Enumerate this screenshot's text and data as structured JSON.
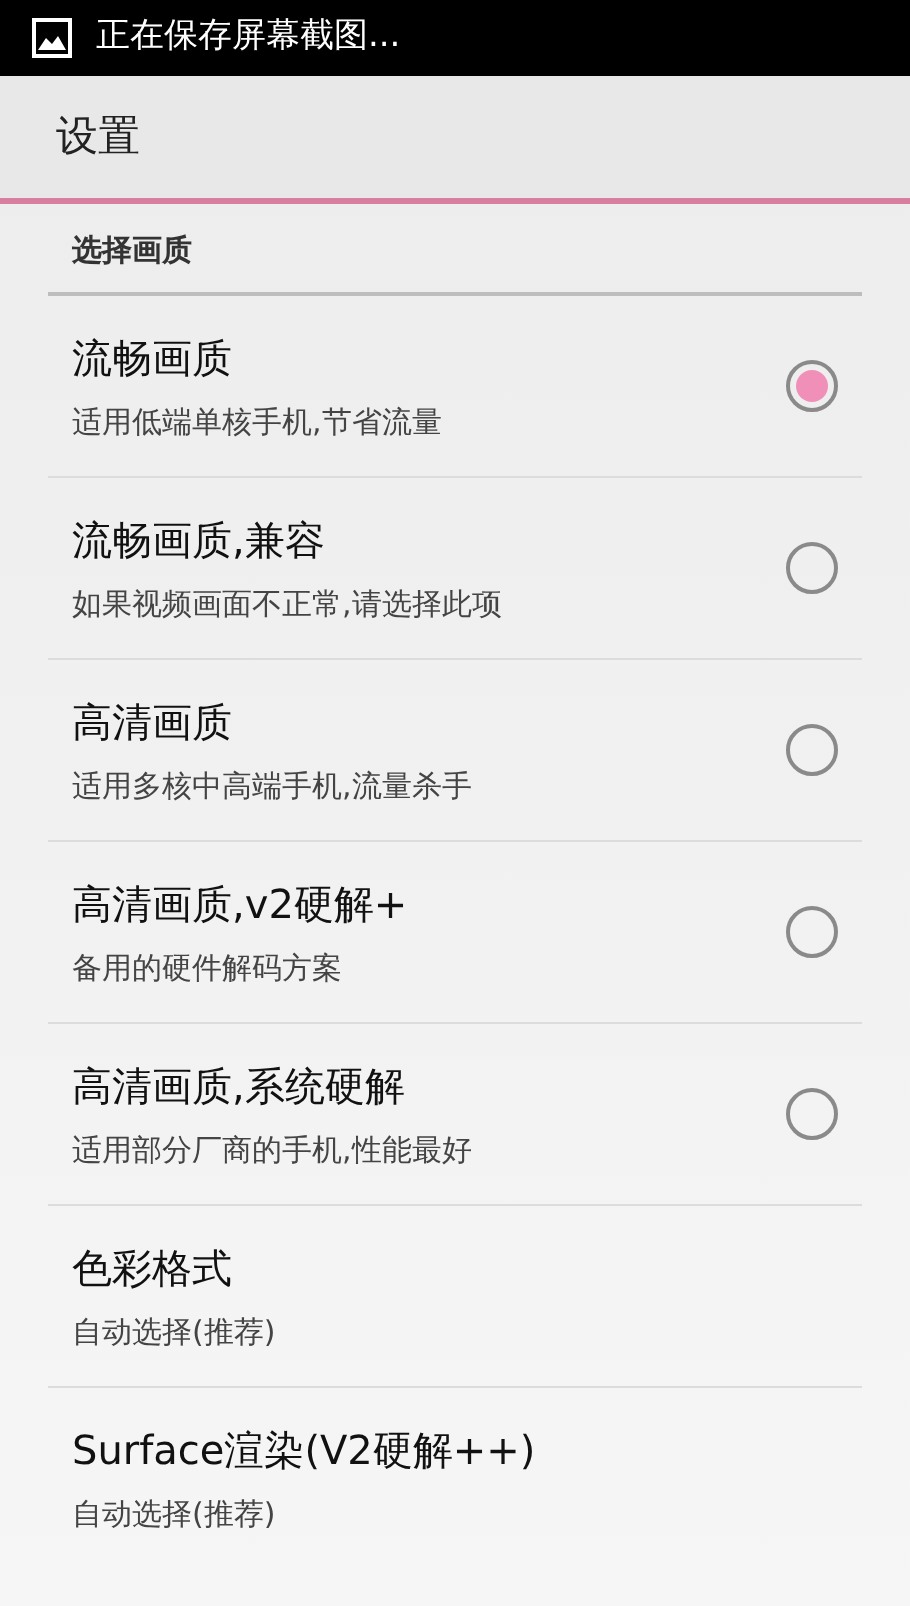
{
  "status_bar": {
    "notification": "正在保存屏幕截图..."
  },
  "header": {
    "title": "设置"
  },
  "section": {
    "title": "选择画质"
  },
  "items": [
    {
      "kind": "radio",
      "title": "流畅画质",
      "summary": "适用低端单核手机,节省流量",
      "selected": true
    },
    {
      "kind": "radio",
      "title": "流畅画质,兼容",
      "summary": "如果视频画面不正常,请选择此项",
      "selected": false
    },
    {
      "kind": "radio",
      "title": "高清画质",
      "summary": "适用多核中高端手机,流量杀手",
      "selected": false
    },
    {
      "kind": "radio",
      "title": "高清画质,v2硬解+",
      "summary": "备用的硬件解码方案",
      "selected": false
    },
    {
      "kind": "radio",
      "title": "高清画质,系统硬解",
      "summary": "适用部分厂商的手机,性能最好",
      "selected": false
    },
    {
      "kind": "plain",
      "title": "色彩格式",
      "summary": "自动选择(推荐)"
    },
    {
      "kind": "plain",
      "title": "Surface渲染(V2硬解++)",
      "summary": "自动选择(推荐)"
    }
  ]
}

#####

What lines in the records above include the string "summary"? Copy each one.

      "summary": "适用低端单核手机,节省流量",
      "summary": "如果视频画面不正常,请选择此项",
      "summary": "适用多核中高端手机,流量杀手",
      "summary": "备用的硬件解码方案",
      "summary": "适用部分厂商的手机,性能最好",
      "summary": "自动选择(推荐)"
      "summary": "自动选择(推荐)"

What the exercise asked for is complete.